DIRECTIONS FOR THIS TASK: Whatever appears in the records should be given again exactly, down to the last mark.

[Entries from a dataset of interfaces]
· · · ·

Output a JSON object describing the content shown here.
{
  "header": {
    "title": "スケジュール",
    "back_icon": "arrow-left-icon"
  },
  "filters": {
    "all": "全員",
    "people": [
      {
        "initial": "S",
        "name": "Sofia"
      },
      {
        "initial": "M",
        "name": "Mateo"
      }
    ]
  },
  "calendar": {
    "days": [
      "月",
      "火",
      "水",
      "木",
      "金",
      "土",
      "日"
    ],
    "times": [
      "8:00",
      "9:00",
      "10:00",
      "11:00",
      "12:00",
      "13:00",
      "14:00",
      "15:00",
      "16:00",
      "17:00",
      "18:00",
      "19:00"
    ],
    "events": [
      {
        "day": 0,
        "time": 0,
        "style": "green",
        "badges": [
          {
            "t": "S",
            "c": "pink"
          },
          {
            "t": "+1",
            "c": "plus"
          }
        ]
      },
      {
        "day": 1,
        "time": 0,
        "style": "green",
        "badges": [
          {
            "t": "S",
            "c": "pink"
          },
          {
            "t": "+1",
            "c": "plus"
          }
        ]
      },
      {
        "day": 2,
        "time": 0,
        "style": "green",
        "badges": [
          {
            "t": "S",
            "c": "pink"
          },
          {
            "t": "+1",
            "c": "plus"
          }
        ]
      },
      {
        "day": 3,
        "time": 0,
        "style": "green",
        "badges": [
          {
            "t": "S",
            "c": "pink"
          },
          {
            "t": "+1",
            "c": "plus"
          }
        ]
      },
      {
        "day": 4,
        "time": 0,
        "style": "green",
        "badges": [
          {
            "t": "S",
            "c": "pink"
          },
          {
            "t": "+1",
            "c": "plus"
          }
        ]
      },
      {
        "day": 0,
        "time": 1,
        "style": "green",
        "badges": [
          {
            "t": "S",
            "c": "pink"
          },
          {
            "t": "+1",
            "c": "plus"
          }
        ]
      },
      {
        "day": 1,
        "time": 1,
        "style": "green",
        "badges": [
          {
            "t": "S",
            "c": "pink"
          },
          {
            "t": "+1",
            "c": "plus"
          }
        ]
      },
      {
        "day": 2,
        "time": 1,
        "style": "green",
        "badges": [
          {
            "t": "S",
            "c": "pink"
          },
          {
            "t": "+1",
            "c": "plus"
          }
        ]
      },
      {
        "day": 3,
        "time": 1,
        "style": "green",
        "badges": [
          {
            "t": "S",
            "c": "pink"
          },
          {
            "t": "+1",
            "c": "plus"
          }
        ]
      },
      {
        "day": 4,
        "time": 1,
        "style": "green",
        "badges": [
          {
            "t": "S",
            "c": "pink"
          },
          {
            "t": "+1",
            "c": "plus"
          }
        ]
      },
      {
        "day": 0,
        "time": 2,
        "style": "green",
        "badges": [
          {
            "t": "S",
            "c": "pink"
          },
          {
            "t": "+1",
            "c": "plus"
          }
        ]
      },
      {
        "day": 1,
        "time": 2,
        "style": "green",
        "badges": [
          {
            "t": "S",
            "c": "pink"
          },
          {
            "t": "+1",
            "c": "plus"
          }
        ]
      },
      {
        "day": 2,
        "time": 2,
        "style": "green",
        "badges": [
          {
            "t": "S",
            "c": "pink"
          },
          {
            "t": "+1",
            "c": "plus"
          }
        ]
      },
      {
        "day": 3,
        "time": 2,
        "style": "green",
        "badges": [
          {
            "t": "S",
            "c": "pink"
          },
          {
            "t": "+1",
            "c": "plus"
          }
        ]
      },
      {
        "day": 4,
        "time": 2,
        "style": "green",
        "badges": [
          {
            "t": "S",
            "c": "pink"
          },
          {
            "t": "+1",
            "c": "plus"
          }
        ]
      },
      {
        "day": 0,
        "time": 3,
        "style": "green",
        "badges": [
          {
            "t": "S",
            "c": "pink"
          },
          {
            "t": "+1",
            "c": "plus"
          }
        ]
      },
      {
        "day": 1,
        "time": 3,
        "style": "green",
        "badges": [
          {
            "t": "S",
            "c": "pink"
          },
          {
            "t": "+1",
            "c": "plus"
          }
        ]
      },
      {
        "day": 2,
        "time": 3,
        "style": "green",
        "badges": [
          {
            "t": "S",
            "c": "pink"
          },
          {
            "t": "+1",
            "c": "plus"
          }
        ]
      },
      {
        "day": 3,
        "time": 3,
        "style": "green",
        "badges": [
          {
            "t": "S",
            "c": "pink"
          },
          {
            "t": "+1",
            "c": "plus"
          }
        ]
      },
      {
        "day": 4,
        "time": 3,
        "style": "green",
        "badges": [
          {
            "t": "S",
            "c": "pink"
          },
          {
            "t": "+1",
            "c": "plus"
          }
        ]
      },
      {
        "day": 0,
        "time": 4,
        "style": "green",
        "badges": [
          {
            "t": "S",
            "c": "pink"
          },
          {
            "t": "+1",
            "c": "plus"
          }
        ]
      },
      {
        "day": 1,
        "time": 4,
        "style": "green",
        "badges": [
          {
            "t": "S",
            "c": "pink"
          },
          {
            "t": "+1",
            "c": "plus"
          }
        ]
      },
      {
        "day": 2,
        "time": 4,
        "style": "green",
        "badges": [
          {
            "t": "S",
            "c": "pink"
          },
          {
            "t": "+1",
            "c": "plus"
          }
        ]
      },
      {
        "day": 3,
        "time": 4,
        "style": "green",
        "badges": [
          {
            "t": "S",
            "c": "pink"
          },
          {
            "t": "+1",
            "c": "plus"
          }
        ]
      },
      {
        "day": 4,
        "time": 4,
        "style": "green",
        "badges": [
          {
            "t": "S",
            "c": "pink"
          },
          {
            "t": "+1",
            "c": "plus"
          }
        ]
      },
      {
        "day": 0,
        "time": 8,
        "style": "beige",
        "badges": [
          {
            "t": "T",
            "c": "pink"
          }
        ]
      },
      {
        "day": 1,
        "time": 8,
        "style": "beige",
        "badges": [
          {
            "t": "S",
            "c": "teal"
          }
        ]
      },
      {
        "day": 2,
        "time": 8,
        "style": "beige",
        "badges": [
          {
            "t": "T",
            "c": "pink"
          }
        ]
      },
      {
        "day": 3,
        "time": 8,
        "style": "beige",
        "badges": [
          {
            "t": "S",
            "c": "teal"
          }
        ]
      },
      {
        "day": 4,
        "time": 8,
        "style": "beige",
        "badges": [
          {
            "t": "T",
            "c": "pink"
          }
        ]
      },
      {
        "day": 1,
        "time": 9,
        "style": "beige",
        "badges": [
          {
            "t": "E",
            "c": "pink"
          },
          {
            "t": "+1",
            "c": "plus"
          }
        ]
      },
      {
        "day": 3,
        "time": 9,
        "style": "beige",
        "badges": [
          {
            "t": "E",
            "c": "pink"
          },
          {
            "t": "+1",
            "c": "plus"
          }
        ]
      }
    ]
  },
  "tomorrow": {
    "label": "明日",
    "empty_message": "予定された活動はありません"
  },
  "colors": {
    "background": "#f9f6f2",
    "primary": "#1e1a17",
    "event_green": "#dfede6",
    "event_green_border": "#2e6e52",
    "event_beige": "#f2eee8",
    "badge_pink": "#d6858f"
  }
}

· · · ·

TASK RESULT:
Output a JSON object describing the content shown here.
{
  "header": {
    "title": "スケジュール",
    "back_icon": "arrow-left-icon"
  },
  "filters": {
    "all": "全員",
    "people": [
      {
        "initial": "S",
        "name": "Sofia"
      },
      {
        "initial": "M",
        "name": "Mateo"
      }
    ]
  },
  "calendar": {
    "days": [
      "月",
      "火",
      "水",
      "木",
      "金",
      "土",
      "日"
    ],
    "times": [
      "8:00",
      "9:00",
      "10:00",
      "11:00",
      "12:00",
      "13:00",
      "14:00",
      "15:00",
      "16:00",
      "17:00",
      "18:00",
      "19:00"
    ],
    "events": [
      {
        "day": 0,
        "time": 0,
        "style": "green",
        "badges": [
          {
            "t": "S",
            "c": "pink"
          },
          {
            "t": "+1",
            "c": "plus"
          }
        ]
      },
      {
        "day": 1,
        "time": 0,
        "style": "green",
        "badges": [
          {
            "t": "S",
            "c": "pink"
          },
          {
            "t": "+1",
            "c": "plus"
          }
        ]
      },
      {
        "day": 2,
        "time": 0,
        "style": "green",
        "badges": [
          {
            "t": "S",
            "c": "pink"
          },
          {
            "t": "+1",
            "c": "plus"
          }
        ]
      },
      {
        "day": 3,
        "time": 0,
        "style": "green",
        "badges": [
          {
            "t": "S",
            "c": "pink"
          },
          {
            "t": "+1",
            "c": "plus"
          }
        ]
      },
      {
        "day": 4,
        "time": 0,
        "style": "green",
        "badges": [
          {
            "t": "S",
            "c": "pink"
          },
          {
            "t": "+1",
            "c": "plus"
          }
        ]
      },
      {
        "day": 0,
        "time": 1,
        "style": "green",
        "badges": [
          {
            "t": "S",
            "c": "pink"
          },
          {
            "t": "+1",
            "c": "plus"
          }
        ]
      },
      {
        "day": 1,
        "time": 1,
        "style": "green",
        "badges": [
          {
            "t": "S",
            "c": "pink"
          },
          {
            "t": "+1",
            "c": "plus"
          }
        ]
      },
      {
        "day": 2,
        "time": 1,
        "style": "green",
        "badges": [
          {
            "t": "S",
            "c": "pink"
          },
          {
            "t": "+1",
            "c": "plus"
          }
        ]
      },
      {
        "day": 3,
        "time": 1,
        "style": "green",
        "badges": [
          {
            "t": "S",
            "c": "pink"
          },
          {
            "t": "+1",
            "c": "plus"
          }
        ]
      },
      {
        "day": 4,
        "time": 1,
        "style": "green",
        "badges": [
          {
            "t": "S",
            "c": "pink"
          },
          {
            "t": "+1",
            "c": "plus"
          }
        ]
      },
      {
        "day": 0,
        "time": 2,
        "style": "green",
        "badges": [
          {
            "t": "S",
            "c": "pink"
          },
          {
            "t": "+1",
            "c": "plus"
          }
        ]
      },
      {
        "day": 1,
        "time": 2,
        "style": "green",
        "badges": [
          {
            "t": "S",
            "c": "pink"
          },
          {
            "t": "+1",
            "c": "plus"
          }
        ]
      },
      {
        "day": 2,
        "time": 2,
        "style": "green",
        "badges": [
          {
            "t": "S",
            "c": "pink"
          },
          {
            "t": "+1",
            "c": "plus"
          }
        ]
      },
      {
        "day": 3,
        "time": 2,
        "style": "green",
        "badges": [
          {
            "t": "S",
            "c": "pink"
          },
          {
            "t": "+1",
            "c": "plus"
          }
        ]
      },
      {
        "day": 4,
        "time": 2,
        "style": "green",
        "badges": [
          {
            "t": "S",
            "c": "pink"
          },
          {
            "t": "+1",
            "c": "plus"
          }
        ]
      },
      {
        "day": 0,
        "time": 3,
        "style": "green",
        "badges": [
          {
            "t": "S",
            "c": "pink"
          },
          {
            "t": "+1",
            "c": "plus"
          }
        ]
      },
      {
        "day": 1,
        "time": 3,
        "style": "green",
        "badges": [
          {
            "t": "S",
            "c": "pink"
          },
          {
            "t": "+1",
            "c": "plus"
          }
        ]
      },
      {
        "day": 2,
        "time": 3,
        "style": "green",
        "badges": [
          {
            "t": "S",
            "c": "pink"
          },
          {
            "t": "+1",
            "c": "plus"
          }
        ]
      },
      {
        "day": 3,
        "time": 3,
        "style": "green",
        "badges": [
          {
            "t": "S",
            "c": "pink"
          },
          {
            "t": "+1",
            "c": "plus"
          }
        ]
      },
      {
        "day": 4,
        "time": 3,
        "style": "green",
        "badges": [
          {
            "t": "S",
            "c": "pink"
          },
          {
            "t": "+1",
            "c": "plus"
          }
        ]
      },
      {
        "day": 0,
        "time": 4,
        "style": "green",
        "badges": [
          {
            "t": "S",
            "c": "pink"
          },
          {
            "t": "+1",
            "c": "plus"
          }
        ]
      },
      {
        "day": 1,
        "time": 4,
        "style": "green",
        "badges": [
          {
            "t": "S",
            "c": "pink"
          },
          {
            "t": "+1",
            "c": "plus"
          }
        ]
      },
      {
        "day": 2,
        "time": 4,
        "style": "green",
        "badges": [
          {
            "t": "S",
            "c": "pink"
          },
          {
            "t": "+1",
            "c": "plus"
          }
        ]
      },
      {
        "day": 3,
        "time": 4,
        "style": "green",
        "badges": [
          {
            "t": "S",
            "c": "pink"
          },
          {
            "t": "+1",
            "c": "plus"
          }
        ]
      },
      {
        "day": 4,
        "time": 4,
        "style": "green",
        "badges": [
          {
            "t": "S",
            "c": "pink"
          },
          {
            "t": "+1",
            "c": "plus"
          }
        ]
      },
      {
        "day": 0,
        "time": 8,
        "style": "beige",
        "badges": [
          {
            "t": "T",
            "c": "pink"
          }
        ]
      },
      {
        "day": 1,
        "time": 8,
        "style": "beige",
        "badges": [
          {
            "t": "S",
            "c": "teal"
          }
        ]
      },
      {
        "day": 2,
        "time": 8,
        "style": "beige",
        "badges": [
          {
            "t": "T",
            "c": "pink"
          }
        ]
      },
      {
        "day": 3,
        "time": 8,
        "style": "beige",
        "badges": [
          {
            "t": "S",
            "c": "teal"
          }
        ]
      },
      {
        "day": 4,
        "time": 8,
        "style": "beige",
        "badges": [
          {
            "t": "T",
            "c": "pink"
          }
        ]
      },
      {
        "day": 1,
        "time": 9,
        "style": "beige",
        "badges": [
          {
            "t": "E",
            "c": "pink"
          },
          {
            "t": "+1",
            "c": "plus"
          }
        ]
      },
      {
        "day": 3,
        "time": 9,
        "style": "beige",
        "badges": [
          {
            "t": "E",
            "c": "pink"
          },
          {
            "t": "+1",
            "c": "plus"
          }
        ]
      }
    ]
  },
  "tomorrow": {
    "label": "明日",
    "empty_message": "予定された活動はありません"
  },
  "colors": {
    "background": "#f9f6f2",
    "primary": "#1e1a17",
    "event_green": "#dfede6",
    "event_green_border": "#2e6e52",
    "event_beige": "#f2eee8",
    "badge_pink": "#d6858f"
  }
}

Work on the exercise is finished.